Leverhulme was hounded off Lewis, and had only slightly greater success in Harris. The IDP planners were determined not to repeat this experience. Modern legislation assures crofters virtually permanent control of the move out permanently,” he said. “There’s no one there now.” This may yet happen in Rhenigidale, but the villagers have proved with their stubbornness that the land they rent for a small fee from owners–corporations, wealthy aristocrats and Arab oilmen–who use the land as tax write-offs. Responding to popular demand, the IDP has spent most of its funds on crofters who wish to fence, drain and fertilize their pasture land.
“In retrospect we probably overdid it on the fences,” says Richard Dunsmore, an HIDB economist. “But nothing would have killed the IDP more quickly than a high turn-down rate for the first requests that came in.” Scotland’s sister IDP programs in Belgium and France have reportedly failed to spend the amount of money assigned because of lack of popular interest, and Scottish officials speculate that the fault lies with an authoritarian approach to planning.
Kenny MacKay’s motorboat puttered slowly up Loch Seaforth on its way from Rhenigidale to Maaurig. Overhead, storm clouds were regrouping, but the ocean was still as grey and flat as a sheet of polished steel. In front of a tiny cove a row of orange buoys marked the boundaries of his family’s incipient mussel farm. Small-scale fish-farming is the IDP’s star venture, and it is the result of the islanders’ stubborn conviction that they can take on the transnational companies that now control sea farming and carve a profitable niche for themselves. When the road is finished, MacKay will be able to request an IDP loan to expand the farm and enter a local marketing partnership which flies the fish to pricey restaurants in Paris and London.

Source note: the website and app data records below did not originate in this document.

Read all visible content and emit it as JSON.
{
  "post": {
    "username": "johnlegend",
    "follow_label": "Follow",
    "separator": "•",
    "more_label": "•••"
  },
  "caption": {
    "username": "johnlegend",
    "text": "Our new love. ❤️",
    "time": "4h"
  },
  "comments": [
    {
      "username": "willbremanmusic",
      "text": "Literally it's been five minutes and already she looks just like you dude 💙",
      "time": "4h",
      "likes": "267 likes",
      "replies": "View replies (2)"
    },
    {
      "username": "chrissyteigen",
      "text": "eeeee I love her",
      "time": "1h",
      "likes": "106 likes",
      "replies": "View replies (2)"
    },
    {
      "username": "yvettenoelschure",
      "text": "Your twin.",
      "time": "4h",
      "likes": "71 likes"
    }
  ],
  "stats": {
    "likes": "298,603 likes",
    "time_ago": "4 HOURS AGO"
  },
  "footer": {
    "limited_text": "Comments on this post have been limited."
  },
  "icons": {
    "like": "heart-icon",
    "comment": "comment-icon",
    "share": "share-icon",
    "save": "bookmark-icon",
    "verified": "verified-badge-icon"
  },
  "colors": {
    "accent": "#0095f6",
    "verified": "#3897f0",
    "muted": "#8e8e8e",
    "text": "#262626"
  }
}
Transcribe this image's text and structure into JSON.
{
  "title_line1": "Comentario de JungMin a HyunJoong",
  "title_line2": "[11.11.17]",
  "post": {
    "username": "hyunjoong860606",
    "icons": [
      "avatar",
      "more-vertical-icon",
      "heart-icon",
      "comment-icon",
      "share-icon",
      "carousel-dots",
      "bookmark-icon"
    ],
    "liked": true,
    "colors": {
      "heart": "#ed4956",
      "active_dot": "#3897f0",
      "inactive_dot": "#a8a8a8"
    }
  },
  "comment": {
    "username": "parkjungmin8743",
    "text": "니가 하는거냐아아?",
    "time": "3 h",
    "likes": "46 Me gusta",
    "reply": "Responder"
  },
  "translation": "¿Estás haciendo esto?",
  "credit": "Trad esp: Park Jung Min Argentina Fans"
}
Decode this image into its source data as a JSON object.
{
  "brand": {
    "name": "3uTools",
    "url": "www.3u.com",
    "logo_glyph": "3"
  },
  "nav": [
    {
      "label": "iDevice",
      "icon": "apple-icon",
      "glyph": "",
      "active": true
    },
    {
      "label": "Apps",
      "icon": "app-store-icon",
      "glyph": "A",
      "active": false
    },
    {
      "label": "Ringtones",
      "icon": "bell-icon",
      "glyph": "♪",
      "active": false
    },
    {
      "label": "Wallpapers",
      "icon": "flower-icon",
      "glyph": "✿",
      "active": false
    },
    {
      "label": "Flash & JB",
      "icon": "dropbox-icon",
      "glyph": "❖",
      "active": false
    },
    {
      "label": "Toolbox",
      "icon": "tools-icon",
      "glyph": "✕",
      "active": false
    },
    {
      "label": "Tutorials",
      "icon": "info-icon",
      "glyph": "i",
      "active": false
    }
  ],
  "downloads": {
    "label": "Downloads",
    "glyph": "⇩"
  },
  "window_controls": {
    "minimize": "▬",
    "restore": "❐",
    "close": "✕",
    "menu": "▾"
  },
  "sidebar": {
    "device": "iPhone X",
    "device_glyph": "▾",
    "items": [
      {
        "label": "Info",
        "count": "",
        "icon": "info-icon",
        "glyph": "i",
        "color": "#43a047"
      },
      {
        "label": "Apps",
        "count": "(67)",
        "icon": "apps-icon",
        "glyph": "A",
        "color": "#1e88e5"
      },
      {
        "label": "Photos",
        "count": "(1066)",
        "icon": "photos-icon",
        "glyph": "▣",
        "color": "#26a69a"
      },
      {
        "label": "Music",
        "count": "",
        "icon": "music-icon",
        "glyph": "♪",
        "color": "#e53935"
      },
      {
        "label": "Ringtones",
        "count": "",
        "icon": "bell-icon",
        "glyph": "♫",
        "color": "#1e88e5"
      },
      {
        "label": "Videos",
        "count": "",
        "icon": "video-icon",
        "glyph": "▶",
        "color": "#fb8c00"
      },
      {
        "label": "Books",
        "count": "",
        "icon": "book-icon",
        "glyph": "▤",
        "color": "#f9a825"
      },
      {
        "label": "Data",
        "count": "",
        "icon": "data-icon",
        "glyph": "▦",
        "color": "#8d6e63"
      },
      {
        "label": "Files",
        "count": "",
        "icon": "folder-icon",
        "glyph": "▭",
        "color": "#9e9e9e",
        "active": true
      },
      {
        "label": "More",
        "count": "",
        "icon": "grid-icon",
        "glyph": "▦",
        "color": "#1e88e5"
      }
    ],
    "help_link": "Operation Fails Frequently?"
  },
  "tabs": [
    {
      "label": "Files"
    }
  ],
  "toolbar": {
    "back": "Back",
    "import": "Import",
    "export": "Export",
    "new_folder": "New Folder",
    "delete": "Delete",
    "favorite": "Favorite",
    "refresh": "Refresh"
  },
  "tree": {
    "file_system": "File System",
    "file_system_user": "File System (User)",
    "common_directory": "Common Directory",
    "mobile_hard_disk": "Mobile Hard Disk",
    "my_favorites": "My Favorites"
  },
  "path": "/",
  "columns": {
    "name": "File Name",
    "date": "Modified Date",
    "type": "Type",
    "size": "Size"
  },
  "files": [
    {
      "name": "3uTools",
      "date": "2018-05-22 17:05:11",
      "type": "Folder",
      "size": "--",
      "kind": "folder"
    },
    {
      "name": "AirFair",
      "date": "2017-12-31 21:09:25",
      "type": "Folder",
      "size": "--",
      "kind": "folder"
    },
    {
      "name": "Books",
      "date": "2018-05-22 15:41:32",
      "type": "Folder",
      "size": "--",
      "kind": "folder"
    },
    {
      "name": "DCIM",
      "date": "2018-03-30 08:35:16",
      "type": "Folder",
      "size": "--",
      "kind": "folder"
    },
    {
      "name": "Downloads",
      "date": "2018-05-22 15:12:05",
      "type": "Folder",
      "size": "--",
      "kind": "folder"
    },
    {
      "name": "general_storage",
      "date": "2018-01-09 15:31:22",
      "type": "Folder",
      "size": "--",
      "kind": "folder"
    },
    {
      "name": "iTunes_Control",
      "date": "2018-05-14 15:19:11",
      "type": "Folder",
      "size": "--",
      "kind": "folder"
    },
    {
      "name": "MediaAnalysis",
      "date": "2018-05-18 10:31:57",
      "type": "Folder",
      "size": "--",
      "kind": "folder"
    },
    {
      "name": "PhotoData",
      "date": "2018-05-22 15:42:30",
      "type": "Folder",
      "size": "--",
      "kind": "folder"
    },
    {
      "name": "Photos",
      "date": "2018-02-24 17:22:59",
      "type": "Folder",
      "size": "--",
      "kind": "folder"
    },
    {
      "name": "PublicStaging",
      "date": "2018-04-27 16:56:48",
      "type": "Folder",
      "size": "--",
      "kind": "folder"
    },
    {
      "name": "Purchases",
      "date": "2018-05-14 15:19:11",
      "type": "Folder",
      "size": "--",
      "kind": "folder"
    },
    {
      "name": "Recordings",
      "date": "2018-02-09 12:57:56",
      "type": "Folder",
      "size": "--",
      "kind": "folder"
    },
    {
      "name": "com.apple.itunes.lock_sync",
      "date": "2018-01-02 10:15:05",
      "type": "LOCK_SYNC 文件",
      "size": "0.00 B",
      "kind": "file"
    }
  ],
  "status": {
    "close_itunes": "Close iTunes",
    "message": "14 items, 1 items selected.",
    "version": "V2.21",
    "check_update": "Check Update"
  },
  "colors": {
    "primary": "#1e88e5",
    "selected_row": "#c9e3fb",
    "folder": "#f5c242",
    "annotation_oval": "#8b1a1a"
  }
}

On the shore just beyond the shellfish farm a couple of bulldozers were carving a thin strip of grey onto the peat-brown hills. This is the first stage of the Rhenigidale road, which is scheduled to connect the village to Maaurig in 1987. MacKay squinted and measured the road’s inching growth. “Aye, they’ve made progress,” he finally declared.
In Stornoway, IDP project team leader Bill Lawson harbors some doubts still about the ultimate wisdom of the Rhenigidale road program. He mentioned another equally small village that has prospered since it got its road a few years back, and then another which got a land bridge in the 1960’s. “The villagers used the road to want to make that decision for themselves.” And to their credit, the IDP planners in Edinburgh and far-off Brussels are willing to give them the chance to do so.
©1986 Alma Guillermoprieto
Alma Guillermoprieto, a reporter on leave from The Washington Post, is chronicling changes in rural life under the policies of the European Economic Community.